**Task prompt**
Check every line of the data for the string "icon" and copy the ones that have it.

**Provided records**

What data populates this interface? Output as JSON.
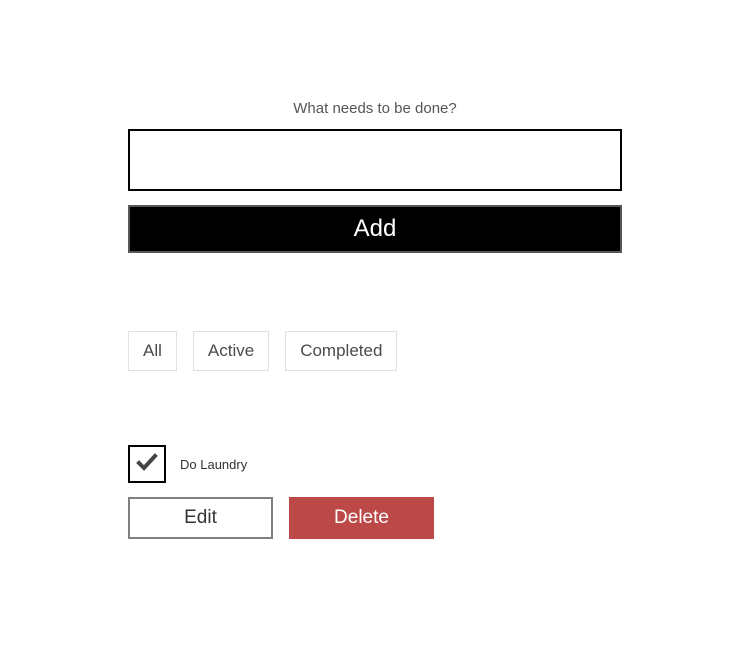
{
  "input": {
    "label": "What needs to be done?",
    "value": "",
    "placeholder": ""
  },
  "buttons": {
    "add": "Add",
    "edit": "Edit",
    "delete": "Delete"
  },
  "filters": [
    {
      "label": "All"
    },
    {
      "label": "Active"
    },
    {
      "label": "Completed"
    }
  ],
  "todos": [
    {
      "label": "Do Laundry",
      "completed": true
    }
  ],
  "colors": {
    "deleteBg": "#bc4848",
    "addBg": "#000000"
  }
}
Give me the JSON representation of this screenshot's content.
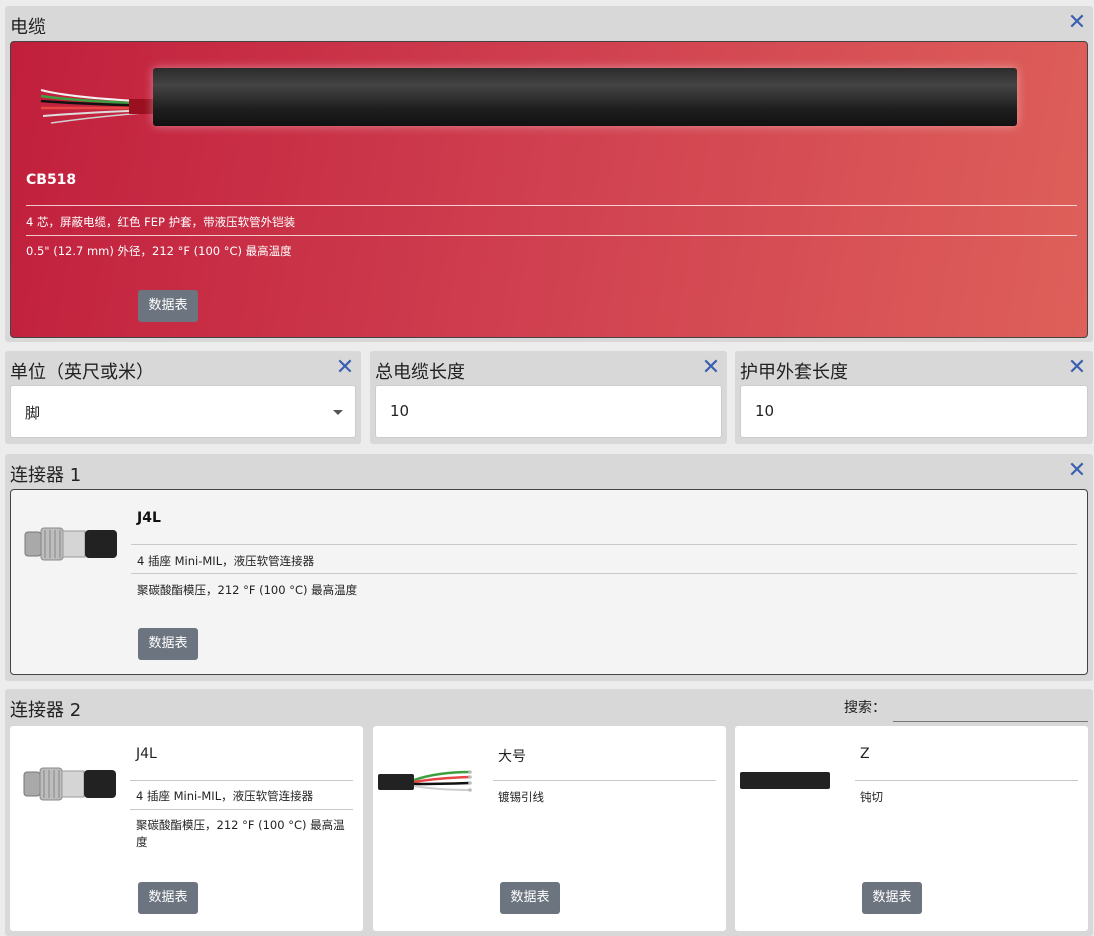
{
  "cable": {
    "title": "电缆",
    "close_icon": "close-icon",
    "part": "CB518",
    "desc1": "4 芯，屏蔽电缆，红色 FEP 护套，带液压软管外铠装",
    "desc2": "0.5\" (12.7 mm) 外径，212 °F (100 °C) 最高温度",
    "datasheet": "数据表"
  },
  "fields": [
    {
      "label": "单位（英尺或米）",
      "value": "脚"
    },
    {
      "label": "总电缆长度",
      "value": "10"
    },
    {
      "label": "护甲外套长度",
      "value": "10"
    }
  ],
  "connector1": {
    "title": "连接器 1",
    "part": "J4L",
    "desc1": "4 插座 Mini-MIL，液压软管连接器",
    "desc2": "聚碳酸酯模压，212 °F (100 °C) 最高温度",
    "datasheet": "数据表"
  },
  "connector2": {
    "title": "连接器 2",
    "search_label": "搜索：",
    "options": [
      {
        "title": "J4L",
        "desc1": "4 插座 Mini-MIL，液压软管连接器",
        "desc2": "聚碳酸酯模压，212 °F (100 °C) 最高温度",
        "datasheet": "数据表"
      },
      {
        "title": "大号",
        "desc1": "镀锡引线",
        "datasheet": "数据表"
      },
      {
        "title": "Z",
        "desc1": "钝切",
        "datasheet": "数据表"
      }
    ]
  },
  "colors": {
    "accent_red": "#c8283f",
    "close_blue": "#3a5fb0",
    "button_grey": "#6c7480"
  }
}
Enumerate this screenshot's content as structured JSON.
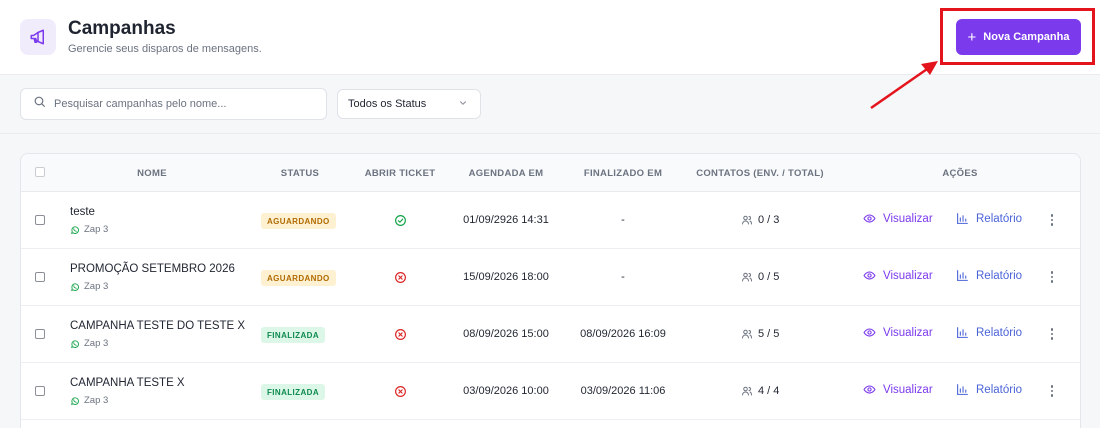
{
  "header": {
    "title": "Campanhas",
    "subtitle": "Gerencie seus disparos de mensagens.",
    "icon": "megaphone-icon",
    "new_button_label": "Nova Campanha"
  },
  "filters": {
    "search_placeholder": "Pesquisar campanhas pelo nome...",
    "search_value": "",
    "status_selected": "Todos os Status"
  },
  "table": {
    "columns": {
      "name": "NOME",
      "status": "STATUS",
      "ticket": "ABRIR TICKET",
      "scheduled": "AGENDADA EM",
      "finished": "FINALIZADO EM",
      "contacts": "CONTATOS (ENV. / TOTAL)",
      "actions": "AÇÕES"
    },
    "action_labels": {
      "view": "Visualizar",
      "report": "Relatório"
    },
    "rows": [
      {
        "name": "teste",
        "connection": "Zap 3",
        "status": "AGUARDANDO",
        "status_kind": "wait",
        "open_ticket": true,
        "scheduled": "01/09/2926 14:31",
        "finished": "-",
        "contacts": "0 / 3"
      },
      {
        "name": "PROMOÇÃO SETEMBRO 2026",
        "connection": "Zap 3",
        "status": "AGUARDANDO",
        "status_kind": "wait",
        "open_ticket": false,
        "scheduled": "15/09/2026 18:00",
        "finished": "-",
        "contacts": "0 / 5"
      },
      {
        "name": "CAMPANHA TESTE DO TESTE X",
        "connection": "Zap 3",
        "status": "FINALIZADA",
        "status_kind": "done",
        "open_ticket": false,
        "scheduled": "08/09/2026 15:00",
        "finished": "08/09/2026 16:09",
        "contacts": "5 / 5"
      },
      {
        "name": "CAMPANHA TESTE X",
        "connection": "Zap 3",
        "status": "FINALIZADA",
        "status_kind": "done",
        "open_ticket": false,
        "scheduled": "03/09/2026 10:00",
        "finished": "03/09/2026 11:06",
        "contacts": "4 / 4"
      }
    ]
  },
  "colors": {
    "accent": "#7c3aed",
    "highlight_annotation": "#e3141c",
    "ticket_yes": "#16a34a",
    "ticket_no": "#dc2626",
    "report_link": "#4a63d8"
  }
}
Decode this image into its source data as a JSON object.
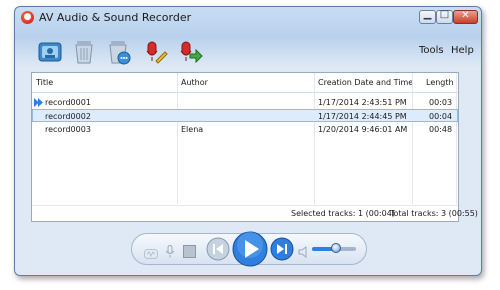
{
  "window": {
    "title": "AV Audio & Sound Recorder"
  },
  "toolbar": {
    "buttons": [
      {
        "name": "recorder-settings-button",
        "icon": "recorder-profile-icon"
      },
      {
        "name": "delete-button",
        "icon": "trash-icon"
      },
      {
        "name": "delete-all-button",
        "icon": "trash-with-dots-icon"
      },
      {
        "name": "edit-track-button",
        "icon": "microphone-pencil-icon"
      },
      {
        "name": "export-track-button",
        "icon": "microphone-arrow-icon"
      }
    ],
    "menu": {
      "tools": "Tools",
      "help": "Help"
    }
  },
  "table": {
    "columns": [
      "Title",
      "Author",
      "Creation Date and Time",
      "Length"
    ],
    "rows": [
      {
        "title": "record0001",
        "author": "",
        "created": "1/17/2014 2:43:51 PM",
        "length": "00:03",
        "playing": true,
        "selected": false
      },
      {
        "title": "record0002",
        "author": "",
        "created": "1/17/2014 2:44:45 PM",
        "length": "00:04",
        "playing": false,
        "selected": true
      },
      {
        "title": "record0003",
        "author": "Elena",
        "created": "1/20/2014 9:46:01 AM",
        "length": "00:48",
        "playing": false,
        "selected": false
      }
    ]
  },
  "status": {
    "selected": "Selected tracks: 1 (00:04)",
    "total": "Total tracks: 3 (00:55)"
  },
  "player": {
    "volume_level": 0.55,
    "colors": {
      "accent": "#2f7fe0"
    }
  }
}
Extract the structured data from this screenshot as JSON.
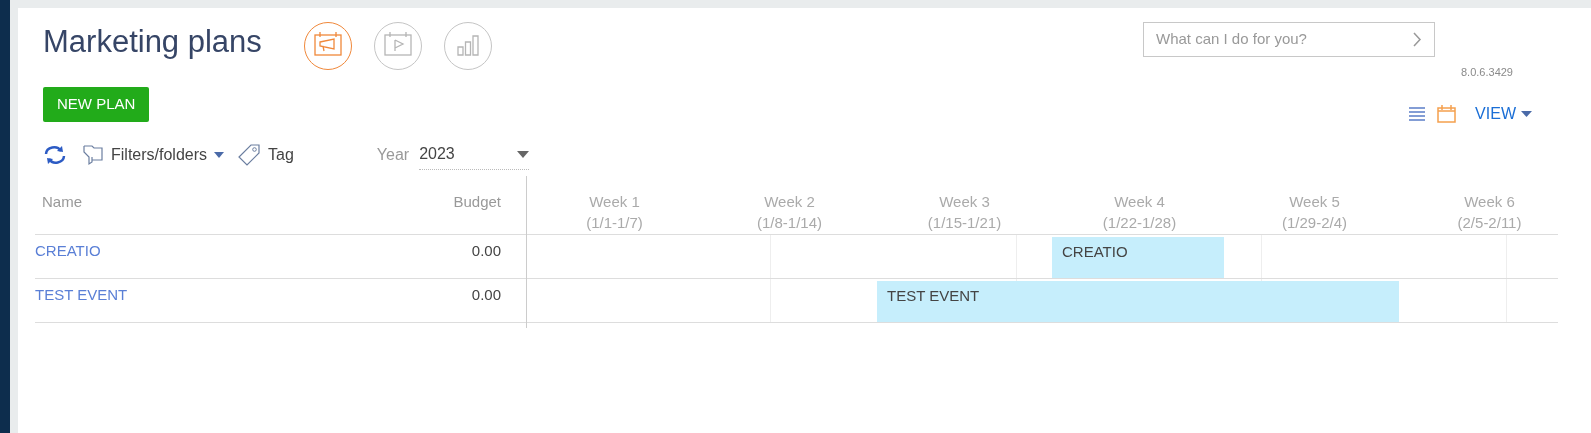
{
  "page": {
    "title": "Marketing plans",
    "version": "8.0.6.3429"
  },
  "sections": [
    {
      "kind": "campaign",
      "selected": true
    },
    {
      "kind": "event",
      "selected": false
    },
    {
      "kind": "analytics",
      "selected": false
    }
  ],
  "search": {
    "placeholder": "What can I do for you?"
  },
  "new_plan_button": "NEW PLAN",
  "view_modes": [
    {
      "kind": "list",
      "selected": false
    },
    {
      "kind": "calendar",
      "selected": true
    }
  ],
  "view_button": "VIEW",
  "toolbar": {
    "filters": "Filters/folders",
    "tag": "Tag",
    "year_label": "Year",
    "year_value": "2023"
  },
  "table": {
    "columns": [
      "Name",
      "Budget"
    ],
    "weeks": [
      {
        "label": "Week 1",
        "range": "(1/1-1/7)"
      },
      {
        "label": "Week 2",
        "range": "(1/8-1/14)"
      },
      {
        "label": "Week 3",
        "range": "(1/15-1/21)"
      },
      {
        "label": "Week 4",
        "range": "(1/22-1/28)"
      },
      {
        "label": "Week 5",
        "range": "(1/29-2/4)"
      },
      {
        "label": "Week 6",
        "range": "(2/5-2/11)"
      }
    ],
    "rows": [
      {
        "name": "CREATIO",
        "budget": "0.00",
        "bar": {
          "label": "CREATIO",
          "weeks_covered": [
            false,
            false,
            false,
            true,
            false,
            false
          ]
        }
      },
      {
        "name": "TEST EVENT",
        "budget": "0.00",
        "bar": {
          "label": "TEST EVENT",
          "weeks_covered": [
            false,
            false,
            true,
            true,
            true,
            false
          ]
        }
      }
    ]
  }
}
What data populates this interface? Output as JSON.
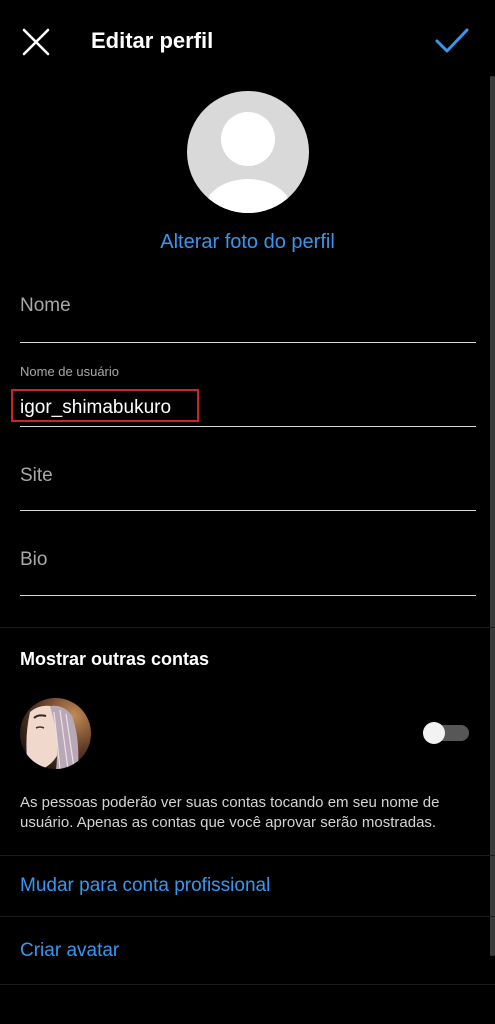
{
  "header": {
    "title": "Editar perfil",
    "close_icon": "close-icon",
    "confirm_icon": "checkmark-icon"
  },
  "profile": {
    "change_photo_label": "Alterar foto do perfil"
  },
  "form": {
    "name_placeholder": "Nome",
    "username_label": "Nome de usuário",
    "username_value": "igor_shimabukuro",
    "site_placeholder": "Site",
    "bio_placeholder": "Bio"
  },
  "other_accounts": {
    "title": "Mostrar outras contas",
    "toggle_on": false,
    "info": "As pessoas poderão ver suas contas tocando em seu nome de usuário. Apenas as contas que você aprovar serão mostradas."
  },
  "links": {
    "professional": "Mudar para conta profissional",
    "avatar": "Criar avatar"
  },
  "colors": {
    "background": "#000000",
    "accent": "#3797f0",
    "highlight": "#d0202a"
  }
}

**Answer space**
    "close_icon": "close-icon",
    "icon": "megaphone-icon",
        "icon": "recorder-profile-icon"
        "icon": "trash-icon"
        "icon": "trash-with-dots-icon"
        "icon": "microphone-pencil-icon"
        "icon": "microphone-arrow-icon"
    "close_icon": "close-icon",
    "confirm_icon": "checkmark-icon"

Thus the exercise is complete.